The legend of Quinta Mazatlan begins with an understanding of the name. The word “Quinta” in Spanish translates to a country house, villa or estate. When the owners began building the home in the 1930s, the area was surrounded by grapefruit orchards. The word “Mazatlan” has an ancient Indian translation in Mexico meaning “Land of the Deer”. The owners, Jason & Marcia Matthews, frequented the city of Mazatlan in Mexico and were clearly inspired by the Spanish architecture of the area.
Composer, writer, and adventurer, Jason Chilton Matthews (1887-1964) traveled the globe collecting artifacts and stories while serving in 11 countries during World War I and even fought alongside Lawrence of Arabia. When he finally settled in 1935 with his affluent Pennsylvania wife, Marcia Jamieson (1891-1963), they built Quinta Mazatlan at what Matthews called the “Crossroads of the Western Hemisphere.” The construction of the home began in 1935 by Jason Matthews and his wife Marcia when the purchased 5 acres for $2,400.
Matthews personally built much of Quinta Mazatlan on the highest knoll in McAllen. He first experimented with adobe by building an adobe block bathing pool. When it was first built in the 1930s, the entire depth of the pool was 12 feet. It had no filtration system and was known as a draw and fill pool because it was drained and refilled whenever the water became dirty. It was filled from a freshwater well located at the backside of the cottage. Mr. Matthews would attach a six inch pipe to an airplane engine and jet water fifteen feet through the air, into the swimming pool, filling it in less than thirty minutes.
The Matthews were an eccentric couple who headquartered many of their favorite organizations from the home. Marcia was President and Jason Secretary-Treasurer of the Legion for the Survival of Freedom, a non-profit dedicated to the dignity of man and the preservation of freedom opposing communism. They ran a weekly radio show and were publisher and editor of a magazine featuring articles by some of the mot important writers in the United States.
Marcia died in 1963 in the home and Jason died a year later in 1964. Thought of as wealthy McAllen citizens, they had around $14 dollars in the bank at the time of their deaths.
From 1964 to 1967 Quinta Mazaltan sat unoccupied by any family. It was used for short times by a church or a coffee house. In 1967 Hurricane Beulah destroyed much of the roof and left the home in shambles. In 1968 Frank and Marilyn Schultz purchased the estate and began and almost endless restoration.
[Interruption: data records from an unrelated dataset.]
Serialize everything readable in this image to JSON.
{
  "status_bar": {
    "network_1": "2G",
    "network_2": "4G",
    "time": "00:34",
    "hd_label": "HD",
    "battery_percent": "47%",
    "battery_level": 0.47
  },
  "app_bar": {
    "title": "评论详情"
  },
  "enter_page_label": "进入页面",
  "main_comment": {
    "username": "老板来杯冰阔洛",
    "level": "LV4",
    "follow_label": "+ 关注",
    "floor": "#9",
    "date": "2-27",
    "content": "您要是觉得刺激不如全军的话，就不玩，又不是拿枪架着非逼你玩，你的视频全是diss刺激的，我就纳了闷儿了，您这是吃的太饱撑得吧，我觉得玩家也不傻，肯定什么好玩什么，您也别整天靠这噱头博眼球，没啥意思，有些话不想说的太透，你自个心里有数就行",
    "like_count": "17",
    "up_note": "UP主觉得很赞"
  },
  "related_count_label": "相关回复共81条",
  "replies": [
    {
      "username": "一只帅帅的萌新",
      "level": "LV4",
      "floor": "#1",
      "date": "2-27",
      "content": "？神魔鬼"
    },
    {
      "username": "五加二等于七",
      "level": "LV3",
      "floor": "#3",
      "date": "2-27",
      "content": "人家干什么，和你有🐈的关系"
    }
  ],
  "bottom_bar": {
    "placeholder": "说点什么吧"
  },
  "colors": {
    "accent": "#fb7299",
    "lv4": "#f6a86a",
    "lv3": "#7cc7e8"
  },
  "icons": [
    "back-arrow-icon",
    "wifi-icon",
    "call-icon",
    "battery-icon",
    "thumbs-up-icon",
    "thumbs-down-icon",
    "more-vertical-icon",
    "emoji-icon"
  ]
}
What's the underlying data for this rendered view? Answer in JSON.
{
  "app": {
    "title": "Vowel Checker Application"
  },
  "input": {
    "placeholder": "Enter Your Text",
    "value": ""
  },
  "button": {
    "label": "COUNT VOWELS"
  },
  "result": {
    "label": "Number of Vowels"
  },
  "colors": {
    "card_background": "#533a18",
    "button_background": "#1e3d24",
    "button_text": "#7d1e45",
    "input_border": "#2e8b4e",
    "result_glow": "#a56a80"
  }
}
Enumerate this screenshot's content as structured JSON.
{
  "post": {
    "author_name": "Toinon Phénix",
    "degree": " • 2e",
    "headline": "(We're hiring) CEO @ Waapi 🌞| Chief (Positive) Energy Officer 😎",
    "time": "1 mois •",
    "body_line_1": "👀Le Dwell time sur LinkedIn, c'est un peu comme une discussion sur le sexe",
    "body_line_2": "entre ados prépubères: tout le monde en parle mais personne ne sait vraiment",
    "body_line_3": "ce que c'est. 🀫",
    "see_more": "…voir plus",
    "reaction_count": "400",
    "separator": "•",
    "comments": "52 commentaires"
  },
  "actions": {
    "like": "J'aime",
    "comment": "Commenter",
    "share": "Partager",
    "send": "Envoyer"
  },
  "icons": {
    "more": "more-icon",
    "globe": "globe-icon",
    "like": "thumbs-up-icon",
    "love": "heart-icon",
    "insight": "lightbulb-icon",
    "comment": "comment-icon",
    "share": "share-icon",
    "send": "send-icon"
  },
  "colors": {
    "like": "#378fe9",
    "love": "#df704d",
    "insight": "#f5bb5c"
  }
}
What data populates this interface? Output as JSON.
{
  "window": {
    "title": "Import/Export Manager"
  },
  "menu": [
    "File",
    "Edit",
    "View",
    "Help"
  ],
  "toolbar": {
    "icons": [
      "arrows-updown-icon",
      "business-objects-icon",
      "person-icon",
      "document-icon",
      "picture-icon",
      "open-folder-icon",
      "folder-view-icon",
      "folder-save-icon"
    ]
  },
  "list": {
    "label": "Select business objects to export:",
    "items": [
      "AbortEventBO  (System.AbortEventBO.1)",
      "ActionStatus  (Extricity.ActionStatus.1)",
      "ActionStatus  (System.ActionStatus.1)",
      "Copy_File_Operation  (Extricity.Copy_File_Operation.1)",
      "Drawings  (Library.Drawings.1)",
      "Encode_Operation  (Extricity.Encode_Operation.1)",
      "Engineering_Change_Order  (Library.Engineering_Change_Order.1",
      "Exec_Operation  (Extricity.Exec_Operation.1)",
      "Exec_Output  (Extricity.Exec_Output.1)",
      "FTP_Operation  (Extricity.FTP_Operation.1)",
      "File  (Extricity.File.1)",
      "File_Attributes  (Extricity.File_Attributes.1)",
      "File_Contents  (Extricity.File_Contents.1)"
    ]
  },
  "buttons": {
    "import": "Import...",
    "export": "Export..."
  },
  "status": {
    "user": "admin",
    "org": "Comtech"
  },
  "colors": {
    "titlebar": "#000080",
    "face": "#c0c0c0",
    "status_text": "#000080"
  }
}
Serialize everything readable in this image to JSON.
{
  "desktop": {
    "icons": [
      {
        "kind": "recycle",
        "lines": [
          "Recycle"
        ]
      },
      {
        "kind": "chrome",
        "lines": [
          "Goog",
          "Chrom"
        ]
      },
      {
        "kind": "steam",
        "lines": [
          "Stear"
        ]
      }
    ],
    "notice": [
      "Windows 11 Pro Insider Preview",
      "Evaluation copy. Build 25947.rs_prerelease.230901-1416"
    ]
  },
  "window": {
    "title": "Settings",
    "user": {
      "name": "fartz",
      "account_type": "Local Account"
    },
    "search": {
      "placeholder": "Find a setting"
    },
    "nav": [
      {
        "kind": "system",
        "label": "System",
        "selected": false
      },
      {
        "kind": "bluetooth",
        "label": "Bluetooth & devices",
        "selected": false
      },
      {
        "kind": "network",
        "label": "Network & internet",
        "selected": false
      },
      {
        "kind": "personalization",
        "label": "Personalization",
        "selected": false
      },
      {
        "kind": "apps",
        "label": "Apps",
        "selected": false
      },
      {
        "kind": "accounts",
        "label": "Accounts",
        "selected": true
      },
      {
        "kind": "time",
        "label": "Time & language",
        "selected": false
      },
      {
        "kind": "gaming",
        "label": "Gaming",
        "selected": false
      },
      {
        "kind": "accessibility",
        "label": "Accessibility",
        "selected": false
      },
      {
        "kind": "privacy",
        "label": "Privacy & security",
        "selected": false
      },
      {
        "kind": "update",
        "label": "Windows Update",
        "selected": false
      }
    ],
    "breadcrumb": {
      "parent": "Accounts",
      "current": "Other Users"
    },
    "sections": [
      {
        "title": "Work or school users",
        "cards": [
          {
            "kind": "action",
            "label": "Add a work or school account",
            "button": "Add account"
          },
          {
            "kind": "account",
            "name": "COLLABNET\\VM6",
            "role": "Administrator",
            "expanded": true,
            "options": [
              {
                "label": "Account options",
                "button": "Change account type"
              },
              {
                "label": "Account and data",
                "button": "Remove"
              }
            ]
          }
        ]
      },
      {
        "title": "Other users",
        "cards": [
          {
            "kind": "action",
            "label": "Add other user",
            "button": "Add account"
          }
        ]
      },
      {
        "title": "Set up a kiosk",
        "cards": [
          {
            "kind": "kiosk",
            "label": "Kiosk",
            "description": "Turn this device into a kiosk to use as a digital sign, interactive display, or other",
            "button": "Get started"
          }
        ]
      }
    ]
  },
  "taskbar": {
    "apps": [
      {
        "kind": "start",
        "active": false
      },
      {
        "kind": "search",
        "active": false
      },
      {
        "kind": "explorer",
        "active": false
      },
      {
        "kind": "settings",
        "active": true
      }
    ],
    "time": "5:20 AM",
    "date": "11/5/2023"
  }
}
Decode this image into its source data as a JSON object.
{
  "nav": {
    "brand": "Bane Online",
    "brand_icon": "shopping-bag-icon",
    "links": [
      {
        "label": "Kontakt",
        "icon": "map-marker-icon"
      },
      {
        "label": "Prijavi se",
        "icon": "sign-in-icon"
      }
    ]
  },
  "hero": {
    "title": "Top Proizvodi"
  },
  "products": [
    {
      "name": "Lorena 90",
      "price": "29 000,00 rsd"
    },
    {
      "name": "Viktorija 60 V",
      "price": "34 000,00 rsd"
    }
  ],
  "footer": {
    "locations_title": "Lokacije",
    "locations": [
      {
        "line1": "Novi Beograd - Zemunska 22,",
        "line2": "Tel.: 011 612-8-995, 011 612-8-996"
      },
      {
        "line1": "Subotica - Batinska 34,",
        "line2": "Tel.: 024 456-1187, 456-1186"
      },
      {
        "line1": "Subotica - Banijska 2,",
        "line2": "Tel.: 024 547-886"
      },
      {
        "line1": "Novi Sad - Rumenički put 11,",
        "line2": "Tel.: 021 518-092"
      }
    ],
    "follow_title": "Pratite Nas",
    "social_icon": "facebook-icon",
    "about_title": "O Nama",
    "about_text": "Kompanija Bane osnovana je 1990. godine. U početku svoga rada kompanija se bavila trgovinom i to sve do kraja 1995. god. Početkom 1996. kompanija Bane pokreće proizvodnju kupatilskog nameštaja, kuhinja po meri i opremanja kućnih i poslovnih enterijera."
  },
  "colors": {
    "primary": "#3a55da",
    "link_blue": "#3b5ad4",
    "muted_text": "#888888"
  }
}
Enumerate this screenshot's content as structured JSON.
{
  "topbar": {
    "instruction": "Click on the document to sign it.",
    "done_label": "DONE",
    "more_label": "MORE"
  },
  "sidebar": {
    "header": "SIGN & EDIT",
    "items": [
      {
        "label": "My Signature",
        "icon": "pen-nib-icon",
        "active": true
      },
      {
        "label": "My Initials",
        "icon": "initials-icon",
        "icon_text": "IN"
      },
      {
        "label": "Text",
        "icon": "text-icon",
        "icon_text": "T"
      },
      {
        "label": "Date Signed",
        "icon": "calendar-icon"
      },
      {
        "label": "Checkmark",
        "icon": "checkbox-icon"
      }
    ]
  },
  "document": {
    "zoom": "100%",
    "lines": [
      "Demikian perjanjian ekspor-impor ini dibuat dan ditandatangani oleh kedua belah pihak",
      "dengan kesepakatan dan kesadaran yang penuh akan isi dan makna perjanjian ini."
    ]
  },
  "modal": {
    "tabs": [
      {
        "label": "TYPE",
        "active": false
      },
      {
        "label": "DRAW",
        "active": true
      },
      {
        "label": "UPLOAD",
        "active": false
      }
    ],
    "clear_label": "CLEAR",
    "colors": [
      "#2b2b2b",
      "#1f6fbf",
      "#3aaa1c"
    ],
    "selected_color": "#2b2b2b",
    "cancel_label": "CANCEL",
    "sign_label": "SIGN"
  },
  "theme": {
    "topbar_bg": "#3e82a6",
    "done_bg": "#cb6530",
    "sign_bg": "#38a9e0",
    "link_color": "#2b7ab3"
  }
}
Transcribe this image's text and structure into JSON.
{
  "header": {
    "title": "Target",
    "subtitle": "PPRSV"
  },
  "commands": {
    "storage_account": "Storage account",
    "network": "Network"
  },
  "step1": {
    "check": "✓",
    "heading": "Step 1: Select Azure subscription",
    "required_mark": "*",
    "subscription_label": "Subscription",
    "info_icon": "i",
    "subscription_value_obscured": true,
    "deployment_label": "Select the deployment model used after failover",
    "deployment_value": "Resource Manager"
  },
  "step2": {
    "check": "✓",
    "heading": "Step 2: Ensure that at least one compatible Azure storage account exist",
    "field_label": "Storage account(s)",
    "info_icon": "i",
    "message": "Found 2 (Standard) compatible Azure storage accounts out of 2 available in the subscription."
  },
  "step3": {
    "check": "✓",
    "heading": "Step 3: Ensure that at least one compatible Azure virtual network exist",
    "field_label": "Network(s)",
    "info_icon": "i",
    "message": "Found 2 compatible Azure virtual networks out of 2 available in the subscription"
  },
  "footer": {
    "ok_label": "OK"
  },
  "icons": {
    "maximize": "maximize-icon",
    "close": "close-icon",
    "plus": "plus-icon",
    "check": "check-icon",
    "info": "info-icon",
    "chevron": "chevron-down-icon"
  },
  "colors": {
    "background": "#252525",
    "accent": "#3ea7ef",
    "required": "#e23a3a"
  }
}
For 30 years Quinta Mazaltan became a showplace where the Schultz family raised their children. In 1991 Mrs. Schultz died and shortly thereafter Mr. Schultz put the property up for public auction. In the spring of 1998 the City of McAllen purchased the historic estate. The estate now offers nature trails, a children’s Discovery Center and a beautiful rental facility for meetings, conferences and weddings.
The property is beautiful and full of authentic artifacts and you can easily spend a full day exploring it all.
McAllen, although a relatively unknown spot when it comes to vacation travel, is definitely worth the visit. There are many interesting spots to visit, great food and friendly people!
Disclosure: I was provided with accommodations, meals and other compensation for the purposes of this review by the McAllen Convention & Visitor Bureau. All opinions are my own and my review has not been influenced in any way.
You can read more about my visit to Texas here: Amarillo Texas Offers Something for Everyone